_What you have to do:_
In your reply, print every line of the listing exactly and omit all images.
##### Information supplied
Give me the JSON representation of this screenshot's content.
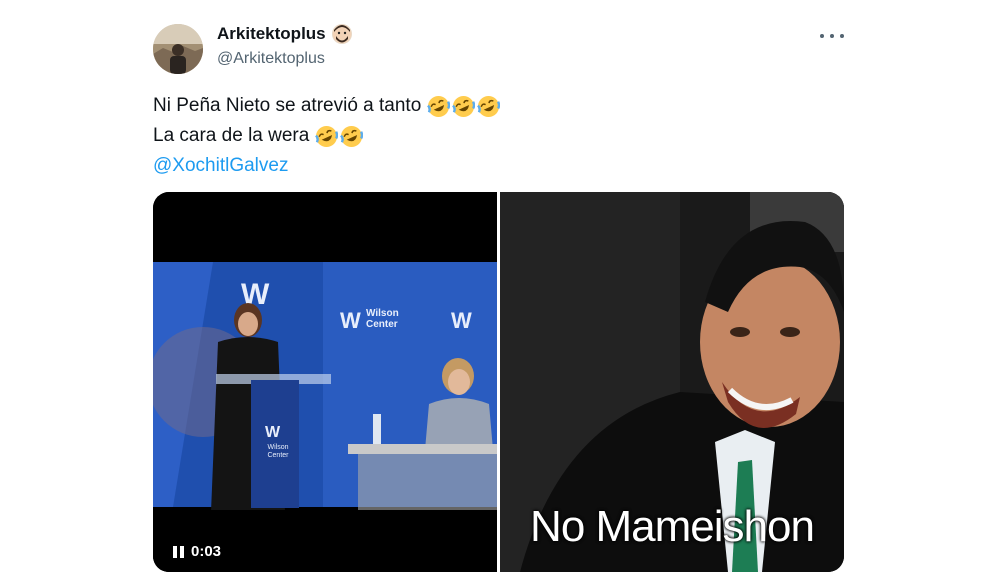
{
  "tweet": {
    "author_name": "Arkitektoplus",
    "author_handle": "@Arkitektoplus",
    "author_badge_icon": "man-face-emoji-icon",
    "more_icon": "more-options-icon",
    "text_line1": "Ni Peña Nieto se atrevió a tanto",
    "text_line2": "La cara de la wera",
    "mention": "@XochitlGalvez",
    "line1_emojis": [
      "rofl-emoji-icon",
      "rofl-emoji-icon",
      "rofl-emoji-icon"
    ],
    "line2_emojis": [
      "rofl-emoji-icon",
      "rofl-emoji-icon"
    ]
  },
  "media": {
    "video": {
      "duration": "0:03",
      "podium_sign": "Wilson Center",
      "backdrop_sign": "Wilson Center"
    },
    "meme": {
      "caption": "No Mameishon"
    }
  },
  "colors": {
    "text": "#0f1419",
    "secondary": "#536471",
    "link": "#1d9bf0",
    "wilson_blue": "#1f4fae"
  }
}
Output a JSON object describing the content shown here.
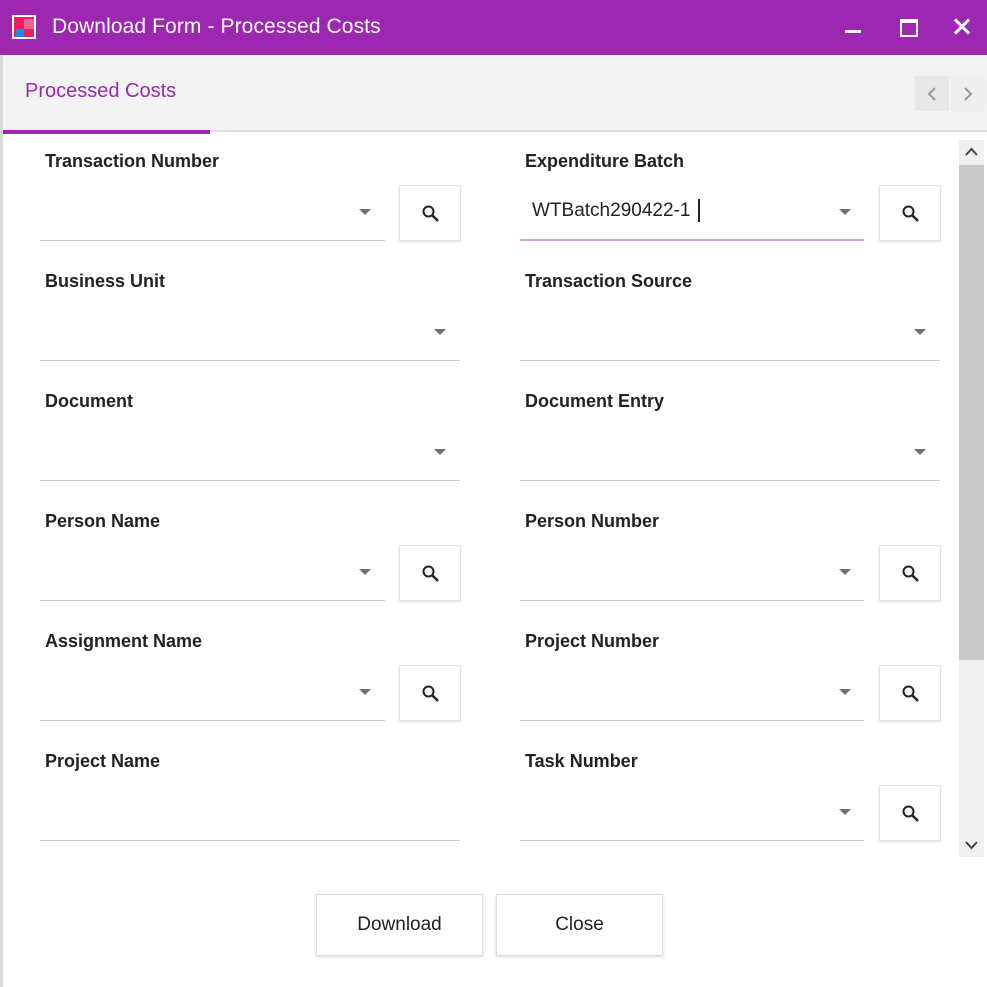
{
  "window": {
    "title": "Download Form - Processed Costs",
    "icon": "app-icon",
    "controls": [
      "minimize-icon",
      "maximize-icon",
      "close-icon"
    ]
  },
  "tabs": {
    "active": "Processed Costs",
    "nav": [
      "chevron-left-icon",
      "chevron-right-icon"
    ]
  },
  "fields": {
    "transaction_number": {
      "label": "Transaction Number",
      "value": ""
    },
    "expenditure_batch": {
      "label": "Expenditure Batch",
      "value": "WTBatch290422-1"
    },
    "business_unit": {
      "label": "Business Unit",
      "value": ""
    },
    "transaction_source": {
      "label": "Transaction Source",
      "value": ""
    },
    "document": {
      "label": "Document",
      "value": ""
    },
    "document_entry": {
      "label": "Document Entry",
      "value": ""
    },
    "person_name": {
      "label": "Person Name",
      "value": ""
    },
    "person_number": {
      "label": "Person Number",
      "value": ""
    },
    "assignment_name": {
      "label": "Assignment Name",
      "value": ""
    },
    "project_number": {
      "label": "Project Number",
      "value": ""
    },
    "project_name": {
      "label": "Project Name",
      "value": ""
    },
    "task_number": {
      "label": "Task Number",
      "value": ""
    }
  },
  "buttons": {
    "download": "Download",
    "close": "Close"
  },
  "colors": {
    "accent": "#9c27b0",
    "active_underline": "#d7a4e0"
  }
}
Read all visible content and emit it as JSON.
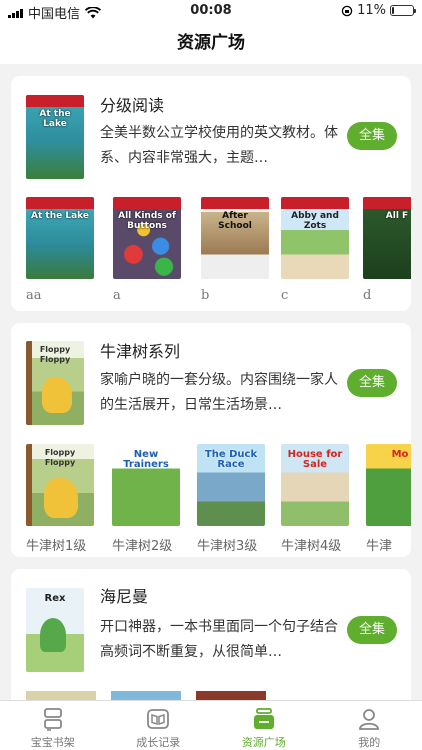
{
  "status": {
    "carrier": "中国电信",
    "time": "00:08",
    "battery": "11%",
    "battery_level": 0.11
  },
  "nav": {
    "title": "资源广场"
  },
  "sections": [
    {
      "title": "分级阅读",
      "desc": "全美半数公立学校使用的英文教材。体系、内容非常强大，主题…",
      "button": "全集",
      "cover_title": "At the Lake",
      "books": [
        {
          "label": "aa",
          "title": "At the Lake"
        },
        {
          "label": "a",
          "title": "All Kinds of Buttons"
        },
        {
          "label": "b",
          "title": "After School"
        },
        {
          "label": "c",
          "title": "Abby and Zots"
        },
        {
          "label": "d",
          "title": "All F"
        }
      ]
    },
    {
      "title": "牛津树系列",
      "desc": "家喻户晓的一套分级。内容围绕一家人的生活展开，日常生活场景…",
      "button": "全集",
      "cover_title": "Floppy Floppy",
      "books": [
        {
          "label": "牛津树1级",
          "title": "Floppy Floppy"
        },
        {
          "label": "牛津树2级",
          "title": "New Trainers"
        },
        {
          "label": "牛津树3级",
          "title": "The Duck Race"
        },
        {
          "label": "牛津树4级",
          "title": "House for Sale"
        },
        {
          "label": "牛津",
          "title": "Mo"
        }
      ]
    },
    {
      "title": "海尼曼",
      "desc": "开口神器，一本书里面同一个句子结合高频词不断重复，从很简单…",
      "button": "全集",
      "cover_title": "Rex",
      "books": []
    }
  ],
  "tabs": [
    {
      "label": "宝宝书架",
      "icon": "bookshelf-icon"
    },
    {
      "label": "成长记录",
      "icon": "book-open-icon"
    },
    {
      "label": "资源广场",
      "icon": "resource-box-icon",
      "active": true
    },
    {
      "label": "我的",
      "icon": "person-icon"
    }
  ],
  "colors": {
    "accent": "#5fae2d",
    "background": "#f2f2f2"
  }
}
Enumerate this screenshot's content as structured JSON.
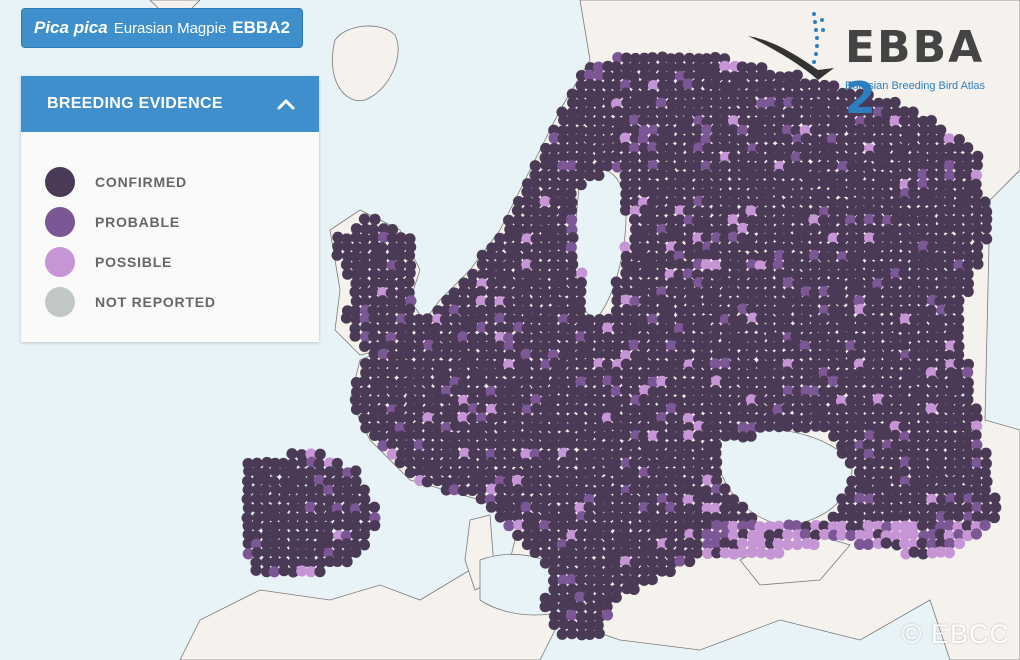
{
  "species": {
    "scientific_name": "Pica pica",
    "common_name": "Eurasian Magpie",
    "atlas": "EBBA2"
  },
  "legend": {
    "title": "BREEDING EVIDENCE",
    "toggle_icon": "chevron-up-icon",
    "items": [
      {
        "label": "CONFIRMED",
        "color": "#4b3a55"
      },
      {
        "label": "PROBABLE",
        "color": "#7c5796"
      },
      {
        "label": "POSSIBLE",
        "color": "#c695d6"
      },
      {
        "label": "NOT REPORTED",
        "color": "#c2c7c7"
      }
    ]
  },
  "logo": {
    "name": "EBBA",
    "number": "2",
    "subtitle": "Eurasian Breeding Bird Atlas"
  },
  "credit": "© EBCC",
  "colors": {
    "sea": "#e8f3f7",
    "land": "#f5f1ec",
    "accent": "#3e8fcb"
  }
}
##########
_Output for this exercise:_
Give me the JSON representation of this screenshot's content.
{
  "tweet": {
    "author_name": "Arkitektoplus",
    "author_handle": "@Arkitektoplus",
    "author_badge_icon": "man-face-emoji-icon",
    "more_icon": "more-options-icon",
    "text_line1": "Ni Peña Nieto se atrevió a tanto",
    "text_line2": "La cara de la wera",
    "mention": "@XochitlGalvez",
    "line1_emojis": [
      "rofl-emoji-icon",
      "rofl-emoji-icon",
      "rofl-emoji-icon"
    ],
    "line2_emojis": [
      "rofl-emoji-icon",
      "rofl-emoji-icon"
    ]
  },
  "media": {
    "video": {
      "duration": "0:03",
      "podium_sign": "Wilson Center",
      "backdrop_sign": "Wilson Center"
    },
    "meme": {
      "caption": "No Mameishon"
    }
  },
  "colors": {
    "text": "#0f1419",
    "secondary": "#536471",
    "link": "#1d9bf0",
    "wilson_blue": "#1f4fae"
  }
}
Output a JSON object describing the content shown here.
{
  "window": {
    "title": "Download Form - Processed Costs",
    "icon": "app-icon",
    "controls": [
      "minimize-icon",
      "maximize-icon",
      "close-icon"
    ]
  },
  "tabs": {
    "active": "Processed Costs",
    "nav": [
      "chevron-left-icon",
      "chevron-right-icon"
    ]
  },
  "fields": {
    "transaction_number": {
      "label": "Transaction Number",
      "value": ""
    },
    "expenditure_batch": {
      "label": "Expenditure Batch",
      "value": "WTBatch290422-1"
    },
    "business_unit": {
      "label": "Business Unit",
      "value": ""
    },
    "transaction_source": {
      "label": "Transaction Source",
      "value": ""
    },
    "document": {
      "label": "Document",
      "value": ""
    },
    "document_entry": {
      "label": "Document Entry",
      "value": ""
    },
    "person_name": {
      "label": "Person Name",
      "value": ""
    },
    "person_number": {
      "label": "Person Number",
      "value": ""
    },
    "assignment_name": {
      "label": "Assignment Name",
      "value": ""
    },
    "project_number": {
      "label": "Project Number",
      "value": ""
    },
    "project_name": {
      "label": "Project Name",
      "value": ""
    },
    "task_number": {
      "label": "Task Number",
      "value": ""
    }
  },
  "buttons": {
    "download": "Download",
    "close": "Close"
  },
  "colors": {
    "accent": "#9c27b0",
    "active_underline": "#d7a4e0"
  }
}
Read all visible content and emit it as JSON.
{
  "status": {
    "carrier": "中国电信",
    "time": "00:08",
    "battery": "11%",
    "battery_level": 0.11
  },
  "nav": {
    "title": "资源广场"
  },
  "sections": [
    {
      "title": "分级阅读",
      "desc": "全美半数公立学校使用的英文教材。体系、内容非常强大，主题…",
      "button": "全集",
      "cover_title": "At the Lake",
      "books": [
        {
          "label": "aa",
          "title": "At the Lake"
        },
        {
          "label": "a",
          "title": "All Kinds of Buttons"
        },
        {
          "label": "b",
          "title": "After School"
        },
        {
          "label": "c",
          "title": "Abby and Zots"
        },
        {
          "label": "d",
          "title": "All F"
        }
      ]
    },
    {
      "title": "牛津树系列",
      "desc": "家喻户晓的一套分级。内容围绕一家人的生活展开，日常生活场景…",
      "button": "全集",
      "cover_title": "Floppy Floppy",
      "books": [
        {
          "label": "牛津树1级",
          "title": "Floppy Floppy"
        },
        {
          "label": "牛津树2级",
          "title": "New Trainers"
        },
        {
          "label": "牛津树3级",
          "title": "The Duck Race"
        },
        {
          "label": "牛津树4级",
          "title": "House for Sale"
        },
        {
          "label": "牛津",
          "title": "Mo"
        }
      ]
    },
    {
      "title": "海尼曼",
      "desc": "开口神器，一本书里面同一个句子结合高频词不断重复，从很简单…",
      "button": "全集",
      "cover_title": "Rex",
      "books": []
    }
  ],
  "tabs": [
    {
      "label": "宝宝书架",
      "icon": "bookshelf-icon"
    },
    {
      "label": "成长记录",
      "icon": "book-open-icon"
    },
    {
      "label": "资源广场",
      "icon": "resource-box-icon",
      "active": true
    },
    {
      "label": "我的",
      "icon": "person-icon"
    }
  ],
  "colors": {
    "accent": "#5fae2d",
    "background": "#f2f2f2"
  }
}
Enumerate this screenshot's content as structured JSON.
{
  "species": {
    "scientific_name": "Pica pica",
    "common_name": "Eurasian Magpie",
    "atlas": "EBBA2"
  },
  "legend": {
    "title": "BREEDING EVIDENCE",
    "toggle_icon": "chevron-up-icon",
    "items": [
      {
        "label": "CONFIRMED",
        "color": "#4b3a55"
      },
      {
        "label": "PROBABLE",
        "color": "#7c5796"
      },
      {
        "label": "POSSIBLE",
        "color": "#c695d6"
      },
      {
        "label": "NOT REPORTED",
        "color": "#c2c7c7"
      }
    ]
  },
  "logo": {
    "name": "EBBA",
    "number": "2",
    "subtitle": "Eurasian Breeding Bird Atlas"
  },
  "credit": "© EBCC",
  "colors": {
    "sea": "#e8f3f7",
    "land": "#f5f1ec",
    "accent": "#3e8fcb"
  }
}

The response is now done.